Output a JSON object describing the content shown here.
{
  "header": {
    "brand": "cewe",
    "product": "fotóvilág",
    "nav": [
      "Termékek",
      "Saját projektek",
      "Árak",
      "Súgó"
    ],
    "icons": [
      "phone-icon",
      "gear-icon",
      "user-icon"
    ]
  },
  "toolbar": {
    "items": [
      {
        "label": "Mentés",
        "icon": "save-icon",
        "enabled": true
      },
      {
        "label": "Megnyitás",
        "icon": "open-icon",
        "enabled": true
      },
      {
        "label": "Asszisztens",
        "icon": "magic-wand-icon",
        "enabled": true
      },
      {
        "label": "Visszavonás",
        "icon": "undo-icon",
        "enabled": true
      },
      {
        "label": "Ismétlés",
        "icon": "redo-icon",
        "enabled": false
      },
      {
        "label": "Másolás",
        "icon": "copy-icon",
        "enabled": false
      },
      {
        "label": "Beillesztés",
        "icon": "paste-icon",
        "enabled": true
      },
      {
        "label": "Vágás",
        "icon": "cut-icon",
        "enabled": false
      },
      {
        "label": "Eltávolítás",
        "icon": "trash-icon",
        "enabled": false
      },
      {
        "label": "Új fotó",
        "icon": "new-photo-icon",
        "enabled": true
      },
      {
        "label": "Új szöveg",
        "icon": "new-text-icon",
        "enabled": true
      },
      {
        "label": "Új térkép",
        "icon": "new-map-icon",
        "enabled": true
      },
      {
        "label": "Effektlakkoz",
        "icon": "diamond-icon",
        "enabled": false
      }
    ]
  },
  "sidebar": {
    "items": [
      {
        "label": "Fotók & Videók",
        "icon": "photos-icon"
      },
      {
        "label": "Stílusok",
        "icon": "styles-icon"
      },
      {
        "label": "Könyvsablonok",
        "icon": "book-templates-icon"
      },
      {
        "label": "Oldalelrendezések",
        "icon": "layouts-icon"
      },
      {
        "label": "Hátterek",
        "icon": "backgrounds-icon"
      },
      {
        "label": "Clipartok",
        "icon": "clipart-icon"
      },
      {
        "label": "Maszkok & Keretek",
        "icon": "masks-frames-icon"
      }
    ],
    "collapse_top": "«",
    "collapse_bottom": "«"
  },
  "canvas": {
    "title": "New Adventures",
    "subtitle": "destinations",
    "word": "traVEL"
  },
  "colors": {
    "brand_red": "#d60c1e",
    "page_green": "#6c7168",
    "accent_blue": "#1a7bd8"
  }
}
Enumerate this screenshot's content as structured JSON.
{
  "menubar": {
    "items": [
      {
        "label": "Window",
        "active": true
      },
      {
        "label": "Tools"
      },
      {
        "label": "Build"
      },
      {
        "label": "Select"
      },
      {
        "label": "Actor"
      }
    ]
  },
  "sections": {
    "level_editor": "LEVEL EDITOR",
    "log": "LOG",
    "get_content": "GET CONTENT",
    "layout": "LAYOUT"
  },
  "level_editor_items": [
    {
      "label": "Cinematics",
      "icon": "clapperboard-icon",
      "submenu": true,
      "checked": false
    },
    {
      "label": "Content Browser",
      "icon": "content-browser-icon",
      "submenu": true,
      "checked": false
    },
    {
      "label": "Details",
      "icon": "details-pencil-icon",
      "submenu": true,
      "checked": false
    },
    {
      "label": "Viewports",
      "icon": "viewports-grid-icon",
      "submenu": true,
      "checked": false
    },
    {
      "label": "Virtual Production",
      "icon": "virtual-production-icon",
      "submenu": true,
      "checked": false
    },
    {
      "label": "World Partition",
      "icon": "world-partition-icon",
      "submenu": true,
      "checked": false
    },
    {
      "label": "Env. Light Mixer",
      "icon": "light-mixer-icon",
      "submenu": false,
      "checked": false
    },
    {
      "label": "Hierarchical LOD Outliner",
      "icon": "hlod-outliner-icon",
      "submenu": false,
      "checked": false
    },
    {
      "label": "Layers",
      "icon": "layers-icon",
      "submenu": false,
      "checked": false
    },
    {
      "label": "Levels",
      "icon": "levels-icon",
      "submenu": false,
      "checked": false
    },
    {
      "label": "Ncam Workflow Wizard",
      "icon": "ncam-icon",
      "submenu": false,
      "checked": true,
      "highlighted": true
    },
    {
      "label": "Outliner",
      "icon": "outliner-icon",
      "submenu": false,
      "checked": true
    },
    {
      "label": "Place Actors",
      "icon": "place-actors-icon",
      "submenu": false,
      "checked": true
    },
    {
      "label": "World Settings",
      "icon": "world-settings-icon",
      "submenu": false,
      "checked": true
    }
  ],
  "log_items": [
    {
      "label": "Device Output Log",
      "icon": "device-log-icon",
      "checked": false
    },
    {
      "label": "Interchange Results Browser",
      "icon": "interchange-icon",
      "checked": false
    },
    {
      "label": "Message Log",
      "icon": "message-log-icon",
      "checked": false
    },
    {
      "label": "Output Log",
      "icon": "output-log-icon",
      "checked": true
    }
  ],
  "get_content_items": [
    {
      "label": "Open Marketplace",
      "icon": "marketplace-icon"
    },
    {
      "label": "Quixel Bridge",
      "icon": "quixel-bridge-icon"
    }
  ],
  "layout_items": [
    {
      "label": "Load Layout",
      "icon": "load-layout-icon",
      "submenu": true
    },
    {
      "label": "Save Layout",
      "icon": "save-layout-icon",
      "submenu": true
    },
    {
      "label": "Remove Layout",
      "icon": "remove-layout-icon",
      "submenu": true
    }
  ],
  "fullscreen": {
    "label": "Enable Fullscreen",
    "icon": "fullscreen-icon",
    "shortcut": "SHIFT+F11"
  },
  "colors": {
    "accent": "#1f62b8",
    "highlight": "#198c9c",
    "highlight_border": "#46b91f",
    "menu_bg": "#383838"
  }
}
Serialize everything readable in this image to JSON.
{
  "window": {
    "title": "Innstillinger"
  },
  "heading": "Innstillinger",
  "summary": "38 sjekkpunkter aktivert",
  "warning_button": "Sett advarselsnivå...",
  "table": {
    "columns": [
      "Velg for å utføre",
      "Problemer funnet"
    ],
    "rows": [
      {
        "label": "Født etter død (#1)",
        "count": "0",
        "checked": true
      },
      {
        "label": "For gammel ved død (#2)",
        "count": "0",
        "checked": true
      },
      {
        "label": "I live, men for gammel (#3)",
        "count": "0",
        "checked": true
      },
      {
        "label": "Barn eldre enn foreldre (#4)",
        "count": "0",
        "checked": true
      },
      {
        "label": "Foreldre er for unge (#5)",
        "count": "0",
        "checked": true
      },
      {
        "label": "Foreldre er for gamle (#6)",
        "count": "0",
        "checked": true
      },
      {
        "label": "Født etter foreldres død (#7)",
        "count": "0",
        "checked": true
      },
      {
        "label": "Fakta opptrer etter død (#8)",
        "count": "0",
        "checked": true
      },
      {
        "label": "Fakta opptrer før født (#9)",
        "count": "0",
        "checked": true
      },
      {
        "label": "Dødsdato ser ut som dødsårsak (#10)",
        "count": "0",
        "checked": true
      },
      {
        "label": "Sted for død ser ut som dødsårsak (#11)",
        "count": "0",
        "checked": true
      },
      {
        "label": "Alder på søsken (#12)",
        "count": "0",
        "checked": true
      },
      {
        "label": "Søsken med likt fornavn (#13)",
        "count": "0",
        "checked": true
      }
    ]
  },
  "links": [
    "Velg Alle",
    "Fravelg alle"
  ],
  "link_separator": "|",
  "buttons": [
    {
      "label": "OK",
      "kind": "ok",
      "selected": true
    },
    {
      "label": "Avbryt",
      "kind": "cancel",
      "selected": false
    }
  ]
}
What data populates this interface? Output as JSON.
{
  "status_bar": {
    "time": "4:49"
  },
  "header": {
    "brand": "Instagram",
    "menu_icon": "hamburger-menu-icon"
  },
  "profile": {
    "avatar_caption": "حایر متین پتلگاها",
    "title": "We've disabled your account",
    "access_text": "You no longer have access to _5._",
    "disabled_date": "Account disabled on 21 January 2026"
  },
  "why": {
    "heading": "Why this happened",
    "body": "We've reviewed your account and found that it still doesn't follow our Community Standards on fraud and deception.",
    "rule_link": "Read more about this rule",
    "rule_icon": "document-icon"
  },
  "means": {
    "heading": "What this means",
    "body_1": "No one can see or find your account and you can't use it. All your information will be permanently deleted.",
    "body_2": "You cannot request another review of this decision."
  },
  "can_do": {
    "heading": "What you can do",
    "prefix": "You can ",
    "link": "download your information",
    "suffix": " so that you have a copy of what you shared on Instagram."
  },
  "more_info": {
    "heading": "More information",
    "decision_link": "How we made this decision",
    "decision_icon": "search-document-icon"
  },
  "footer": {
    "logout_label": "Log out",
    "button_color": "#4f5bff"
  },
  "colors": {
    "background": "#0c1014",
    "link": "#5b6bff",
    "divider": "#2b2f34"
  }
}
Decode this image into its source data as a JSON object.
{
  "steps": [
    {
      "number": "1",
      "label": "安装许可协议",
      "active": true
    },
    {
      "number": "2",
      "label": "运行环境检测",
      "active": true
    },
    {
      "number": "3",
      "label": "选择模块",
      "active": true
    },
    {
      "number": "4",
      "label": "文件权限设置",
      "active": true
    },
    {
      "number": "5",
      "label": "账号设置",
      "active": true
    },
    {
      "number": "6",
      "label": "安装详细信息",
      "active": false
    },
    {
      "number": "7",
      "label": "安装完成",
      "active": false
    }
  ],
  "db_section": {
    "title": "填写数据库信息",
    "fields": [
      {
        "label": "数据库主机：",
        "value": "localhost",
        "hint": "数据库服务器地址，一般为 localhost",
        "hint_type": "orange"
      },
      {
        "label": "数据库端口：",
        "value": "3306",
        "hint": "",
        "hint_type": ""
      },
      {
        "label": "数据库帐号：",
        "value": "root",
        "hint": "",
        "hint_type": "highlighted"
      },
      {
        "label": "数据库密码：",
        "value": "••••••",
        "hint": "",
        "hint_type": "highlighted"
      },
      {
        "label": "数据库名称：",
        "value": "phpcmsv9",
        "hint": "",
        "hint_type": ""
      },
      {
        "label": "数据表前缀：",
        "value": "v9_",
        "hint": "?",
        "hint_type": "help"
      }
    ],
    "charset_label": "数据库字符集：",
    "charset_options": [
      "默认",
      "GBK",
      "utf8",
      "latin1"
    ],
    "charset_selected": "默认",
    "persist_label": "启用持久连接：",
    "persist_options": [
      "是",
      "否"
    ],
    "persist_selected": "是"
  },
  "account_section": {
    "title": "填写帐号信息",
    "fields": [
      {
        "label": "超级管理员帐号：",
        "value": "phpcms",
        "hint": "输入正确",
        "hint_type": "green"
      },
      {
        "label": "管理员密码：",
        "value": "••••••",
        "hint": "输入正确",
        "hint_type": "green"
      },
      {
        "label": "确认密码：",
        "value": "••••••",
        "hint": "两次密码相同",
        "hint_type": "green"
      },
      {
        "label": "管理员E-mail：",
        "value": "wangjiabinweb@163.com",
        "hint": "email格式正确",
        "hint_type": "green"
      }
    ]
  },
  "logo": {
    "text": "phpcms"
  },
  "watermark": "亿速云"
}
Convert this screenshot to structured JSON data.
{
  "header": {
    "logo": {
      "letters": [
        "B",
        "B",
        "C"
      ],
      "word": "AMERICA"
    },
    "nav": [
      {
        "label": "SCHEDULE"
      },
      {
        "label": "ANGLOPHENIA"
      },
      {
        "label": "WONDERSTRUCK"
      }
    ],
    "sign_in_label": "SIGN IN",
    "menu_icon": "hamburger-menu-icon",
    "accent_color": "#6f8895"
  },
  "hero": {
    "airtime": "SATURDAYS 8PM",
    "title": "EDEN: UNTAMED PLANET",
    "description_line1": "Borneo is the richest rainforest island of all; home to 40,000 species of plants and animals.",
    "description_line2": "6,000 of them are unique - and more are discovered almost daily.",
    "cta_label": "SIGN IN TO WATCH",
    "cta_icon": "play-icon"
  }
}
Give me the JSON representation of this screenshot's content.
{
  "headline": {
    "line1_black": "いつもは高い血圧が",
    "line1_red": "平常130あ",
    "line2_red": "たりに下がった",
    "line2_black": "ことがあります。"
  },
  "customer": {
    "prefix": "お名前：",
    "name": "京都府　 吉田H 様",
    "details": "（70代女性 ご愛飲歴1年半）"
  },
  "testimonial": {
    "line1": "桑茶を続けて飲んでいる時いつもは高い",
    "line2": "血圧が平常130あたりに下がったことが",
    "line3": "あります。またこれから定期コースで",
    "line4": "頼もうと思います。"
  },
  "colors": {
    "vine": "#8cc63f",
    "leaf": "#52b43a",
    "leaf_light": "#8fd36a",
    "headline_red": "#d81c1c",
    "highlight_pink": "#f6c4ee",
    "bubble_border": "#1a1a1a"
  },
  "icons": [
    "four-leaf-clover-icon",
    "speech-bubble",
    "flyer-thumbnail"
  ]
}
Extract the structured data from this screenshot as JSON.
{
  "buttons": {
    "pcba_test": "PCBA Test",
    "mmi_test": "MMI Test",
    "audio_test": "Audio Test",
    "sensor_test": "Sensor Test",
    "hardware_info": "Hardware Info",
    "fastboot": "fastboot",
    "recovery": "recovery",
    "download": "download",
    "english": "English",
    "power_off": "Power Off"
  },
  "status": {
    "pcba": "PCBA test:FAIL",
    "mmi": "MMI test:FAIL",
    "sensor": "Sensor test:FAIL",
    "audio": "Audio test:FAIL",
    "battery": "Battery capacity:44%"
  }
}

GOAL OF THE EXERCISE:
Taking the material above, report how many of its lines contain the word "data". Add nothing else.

EXERCISE SOLUTION:
4